(6) When considering the amount of an Unexplained Wealth Order absolute, the Court must deduct an amount equal to the value, at the time of making the order, of any property of the relevant person forfeited under a forfeiture, confiscation order or an extended benefit order, including any foreign forfeiture or confiscation order.

79. Property subject to a person’s effective control.

(1) If —

the Court has made an absolute Unexplained Wealth Order; and
the enforcement authority applies to the Court for an order under this section; and
the Court is satisfied that particular property is subject to the effective control of the relevant person;

the Court may make an order declaring that the whole, or a specified part, of that property is available to satisfy the Unexplained Wealth Order.

(2) An order under subsection (1) may be enforced against the property as if the property were the relevant person’s property.

(3) An order which restricts the right of the relevant person or any named person to deal with the property identified in this section may be made, upon application of the enforcement authority, if the Court is satisfied that the property would not be available to the enforcement authority without such a restriction.

(4) If the enforcement authority applies for an order under subsection (1) relating to particular property, the authority must give written notice of the application to —
the relevant person who is subject to the Unexplained Wealth Order, absolute; and
any other person whom it has reason to believe may have an interest in the property.

(5) The relevant person, and any person who claims an interest in the property, may appear and adduce evidence at the hearing of the application.

(6) For the purposes of this Act, “effective control” means in relation to property means the exercise of practical control over the property whether or not that control is supported by any property interest or other legally enforceable power and in determining whether property is subject to the effective control of a person —

it is not necessary to be satisfied that the person has an interest in the property;
regard may be had to –
(i) shareholdings in, non-shareholding membership in, debentures over, or directorships of a company that has an interest (whether direct or indirect) in the property;
(ii) a trust that has a relationship to the property;
(iii) family, domestic, business or other relationships between persons having an interest in the property, or in companies referred to in paragraph (a), or trusts referred to in paragraph (b), and other persons; and
(iv) the ability of the person to decide whether and to what extent the property may be dealt with.
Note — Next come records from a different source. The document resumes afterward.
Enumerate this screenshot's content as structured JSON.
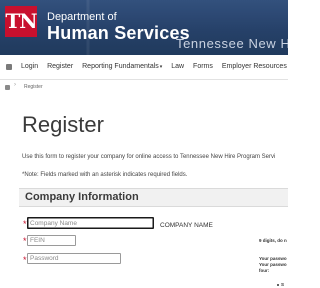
{
  "header": {
    "logo_text": "TN",
    "dept_line1": "Department of",
    "dept_line2": "Human Services",
    "site_title": "Tennessee New Hire R"
  },
  "nav": {
    "items": [
      {
        "label": "Login"
      },
      {
        "label": "Register"
      },
      {
        "label": "Reporting Fundamentals"
      },
      {
        "label": "Law"
      },
      {
        "label": "Forms"
      },
      {
        "label": "Employer Resources"
      }
    ],
    "dropdown_caret": "▾"
  },
  "breadcrumb": {
    "separator": "›",
    "current": "Register"
  },
  "page": {
    "title": "Register",
    "intro": "Use this form to register your company for online access to Tennessee New Hire Program Servi",
    "note": "*Note: Fields marked with an asterisk indicates required fields."
  },
  "section": {
    "title": "Company Information"
  },
  "form": {
    "required_mark": "*",
    "company_name": {
      "placeholder": "Company Name",
      "value": "",
      "label": "COMPANY NAME"
    },
    "fein": {
      "placeholder": "FEIN",
      "value": "",
      "hint": "9 digits, do n"
    },
    "password": {
      "placeholder": "Password",
      "value": "",
      "hint_line1": "Your passwo",
      "hint_line2": "Your passwo",
      "hint_line3": "four:",
      "bullet": "S"
    }
  }
}
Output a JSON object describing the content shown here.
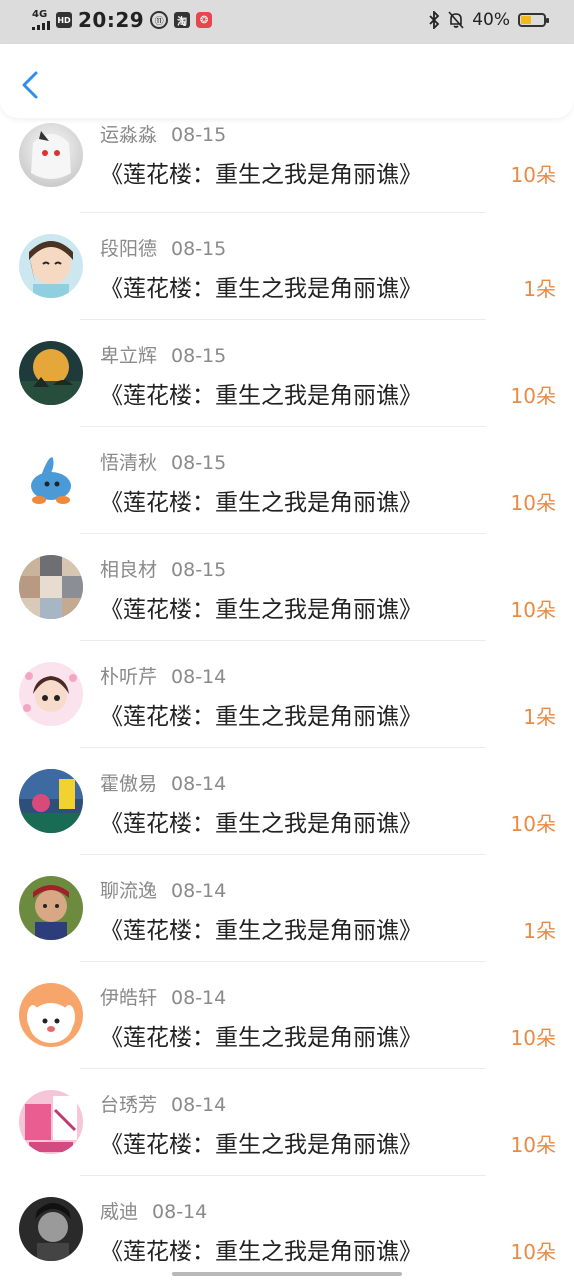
{
  "status_bar": {
    "network": "4G",
    "hd": "HD",
    "time": "20:29",
    "icon2": "⑪",
    "icon3": "淘",
    "battery": "40%"
  },
  "header": {
    "back_icon": "chevron-left-icon"
  },
  "colors": {
    "accent": "#1e90ff",
    "count": "#ea8a44",
    "name": "#8a8a8a"
  },
  "items": [
    {
      "name": "运淼淼",
      "date": "08-15",
      "title": "《莲花楼：重生之我是角丽谯》",
      "count": "10朵"
    },
    {
      "name": "段阳德",
      "date": "08-15",
      "title": "《莲花楼：重生之我是角丽谯》",
      "count": "1朵"
    },
    {
      "name": "卑立辉",
      "date": "08-15",
      "title": "《莲花楼：重生之我是角丽谯》",
      "count": "10朵"
    },
    {
      "name": "悟清秋",
      "date": "08-15",
      "title": "《莲花楼：重生之我是角丽谯》",
      "count": "10朵"
    },
    {
      "name": "相良材",
      "date": "08-15",
      "title": "《莲花楼：重生之我是角丽谯》",
      "count": "10朵"
    },
    {
      "name": "朴听芹",
      "date": "08-14",
      "title": "《莲花楼：重生之我是角丽谯》",
      "count": "1朵"
    },
    {
      "name": "霍傲易",
      "date": "08-14",
      "title": "《莲花楼：重生之我是角丽谯》",
      "count": "10朵"
    },
    {
      "name": "聊流逸",
      "date": "08-14",
      "title": "《莲花楼：重生之我是角丽谯》",
      "count": "1朵"
    },
    {
      "name": "伊皓轩",
      "date": "08-14",
      "title": "《莲花楼：重生之我是角丽谯》",
      "count": "10朵"
    },
    {
      "name": "台琇芳",
      "date": "08-14",
      "title": "《莲花楼：重生之我是角丽谯》",
      "count": "10朵"
    },
    {
      "name": "威迪",
      "date": "08-14",
      "title": "《莲花楼：重生之我是角丽谯》",
      "count": "10朵"
    }
  ]
}
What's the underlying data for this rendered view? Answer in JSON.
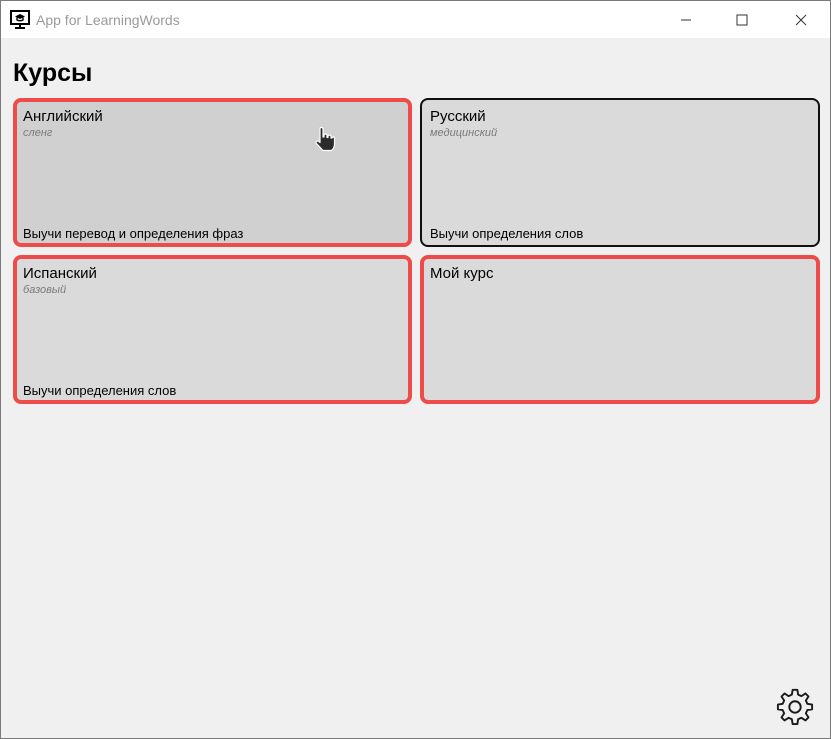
{
  "window": {
    "title": "App for LearningWords",
    "icon": "presentation-board-icon",
    "controls": [
      "minimize-icon",
      "maximize-icon",
      "close-icon"
    ]
  },
  "page": {
    "title": "Курсы"
  },
  "courses": [
    {
      "name": "Английский",
      "level": "сленг",
      "task": "Выучи перевод и определения фраз",
      "border": "#ee4b4b"
    },
    {
      "name": "Русский",
      "level": "медицинский",
      "task": "Выучи определения слов",
      "border": "#111111"
    },
    {
      "name": "Испанский",
      "level": "базовый",
      "task": "Выучи определения слов",
      "border": "#ee4b4b"
    },
    {
      "name": "Мой курс",
      "level": "",
      "task": "",
      "border": "#ee4b4b"
    }
  ],
  "footer": {
    "settings_icon": "gear-icon"
  },
  "colors": {
    "background": "#f0f0f0",
    "card": "#dadada",
    "accent_border": "#ee4b4b"
  }
}
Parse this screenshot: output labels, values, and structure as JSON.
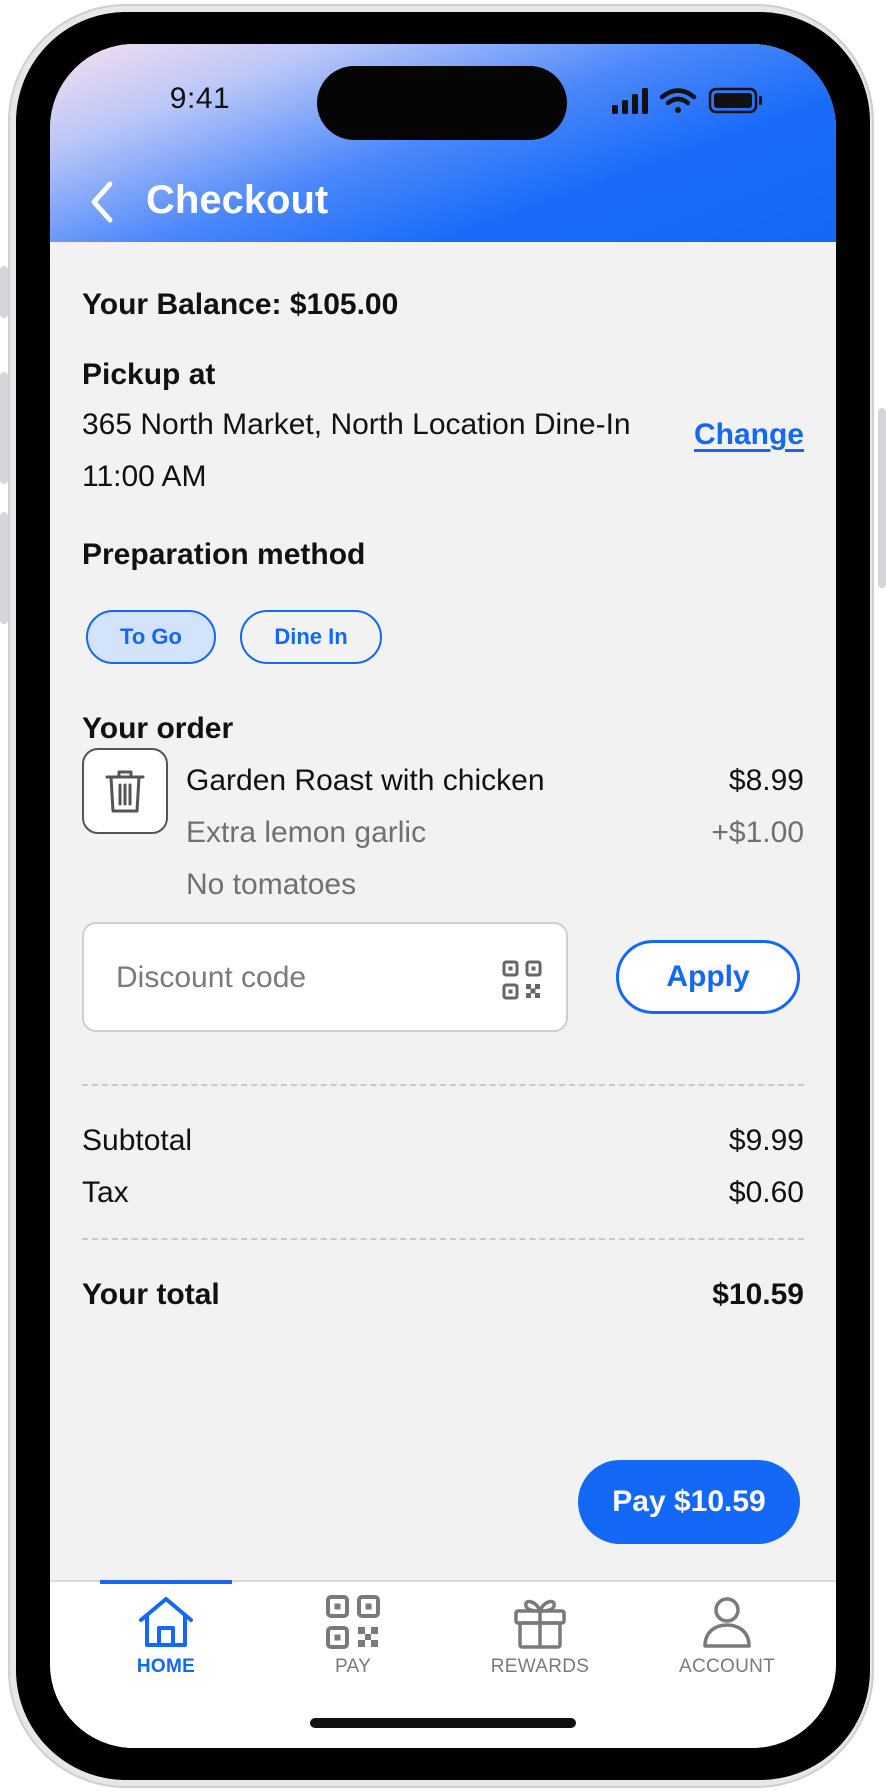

(7) A Court may refuse to treat property as being subject to the effective control of a person if it is satisfied that a person's ownership or control of the property is subject to a lawful, bona fide trust held for the benefit of a third party to the extent that the same is shown, on a balance of probabilities by the trustee or settlor, not to consist of the proceeds of any crime.

80. Enforcement of an Unexplained Wealth Order absolute.

(1) An amount payable by the relevant person to the Crown under an Unexplained Wealth Order, absolute is a civil debt due by the relevant person to the Crown.
(2) An Unexplained Wealth Order absolute against a relevant person shall be enforced as an order made in civil proceedings instituted by the Crown against the relevant person to recover a debt due by him to the Crown.


Type: Qualified Civil Illicit Enrichment Laws

Last update on LEARN: Thursday 3 March 2022, 13:00